Syabas To Challenge Roku With Netflix Enabled, Popbox Streaming Device

Popbox-real This morning Syabas, best known for their Popcorn Hour media player, announced that come spring they will launch a new $129 box similar to Roku called the Popbox. I got a detailed briefing on the new device last week and had the chance to speak with Syabas COO Alex Limberis on what their business model will be.

While the Popbox is very similar to the Roku with its small form-factor and fanless design, the Popbox has a couple of key features that sets it apart from the Roku. For starters, the Popbox plays just about every video format out there including MPEG1/2/4, Open MPEG-4 HD, Xvid-HD, WMV9-HD, VC-1 and H.264. On the audio side, it also supports MP1/2/3, WMA, WMA Pro, Ogg Vorbis, AAC, AC3, DTS, PCM, WAV and FLAC. It also supports a lot of image formats, Windows Media DRM and a bunch of subtitle and metadata formats as well.

Syabas says that one of the main strengths of the box is that it has a
very powerful video processor and essentially uses the same processing
platform as the Popcorn Hour. The box supports 1080p and can do up to
100Mb/sec video decoding, which about is two times what Blu-ray does. The company says that as a result, the Popbox can deliver better video quality than the Roku. This could be accurate, but since I have not been hands-on with the Popbox, I'm not going to state it as a fact. It would be easy to test as you could simply playback a local file on both units and compare the quality, but until Roku enables the USB port on the XD-HR unit, there is no way to do the comparison.

While the Popbox has no hard drive, it does ship with a 2GB SD card, two USB ports and one HDMI port. The ports allow you to plug in other devices like Flip cameras and external hard drives enabling users to ingest their networked media content. While some might expect the included SD card to be used for storing content, that's not supported. The Popbox SD card enables the box to store what Syabas calls "popapps" for their  Popbox store (screenshot) and the main purpose of the SD card is to store those apps and the metadata. The company has announced more than twenty content partners for the Popbox store including Netflix, Twitter, Facebook, Photobucket, Next New Networks, Revision3,, IMDB and Funspot Games have all developed Popapps for the platform. While I have only seen screenshots of the Popbox store, the UI is beautiful and clearly beats Roku's interface hands-down.

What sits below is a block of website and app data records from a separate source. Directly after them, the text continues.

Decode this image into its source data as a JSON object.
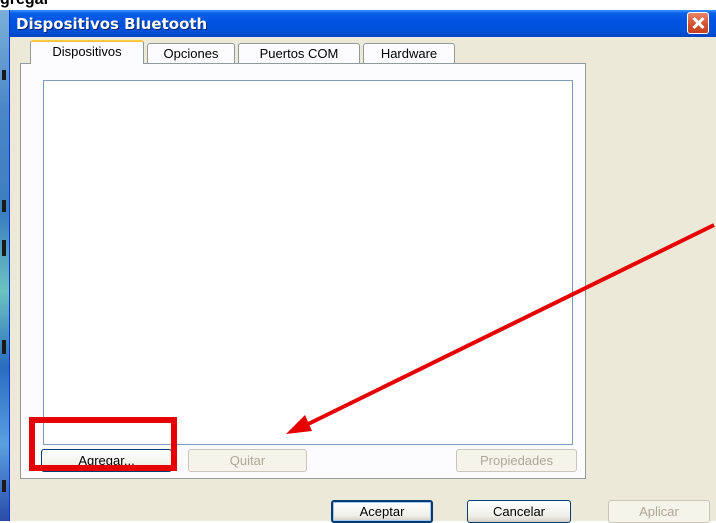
{
  "title": "Dispositivos Bluetooth",
  "top_cut_text": "gregar",
  "tabs": [
    {
      "label": "Dispositivos"
    },
    {
      "label": "Opciones"
    },
    {
      "label": "Puertos COM"
    },
    {
      "label": "Hardware"
    }
  ],
  "panel_buttons": {
    "add": "Agregar...",
    "remove": "Quitar",
    "properties": "Propiedades"
  },
  "dialog_buttons": {
    "ok": "Aceptar",
    "cancel": "Cancelar",
    "apply": "Aplicar"
  },
  "annotation": {
    "color": "#e60000"
  }
}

The box will only be available in the U.S. to start and is expected to ship in late March. There will be two versions of the box, one with WiFi and one without. While today's announcement says the Popbox will retail for $129, that's for the unit without WiFi. The WiFi enabled Popbox will have a retail price of $149.

On paper, the Popbox looks very similar to Roku but has two big hardware advantages in that it supports lots of different video and audio formats and allows for media extender functionality via USB. While Roku's recently announced new XD-HR unit also includes a USB port, Roku has not yet said when that port will be enabled or what it will support. I put in a request to Roku for an update on this and will post their response when I get it.

All technology aside, the real question is what's the business model for such a device and how many can Syabas realistically sell? We don't know exactly how many units Roku has sold, but I suspect that with the holidays now over, and Roku having shipped a lot of boxes during that time, Roku should have broken the one million mark for total number of Roku units deployed to date. Syabas goal is to sell half a million boxes in 2010 which does not seem unrealistic if they get marketing support from some of their content partners. One has to wonder though how much marketing support Syabas will get from Netflix, considering Netflix is an investor in Roku. Syabas said they will get the same level of support the Roku has gotten, but I want to see that take place before I believe it. The marketing push and promotion that Netfflix has given the Roku device is the main reason Roku has sold so many of them.

As we've seen with the success and rave reviews of the Popcorn Hour, Syabas strength is clearly in hardware design and video processing. But to be successful in the market with a device like the Popbox, you have to have great content partners, have a easy way to find all the content and have a good user interface. So far, from what I have seen, Syabas has all of this in the new Popbox.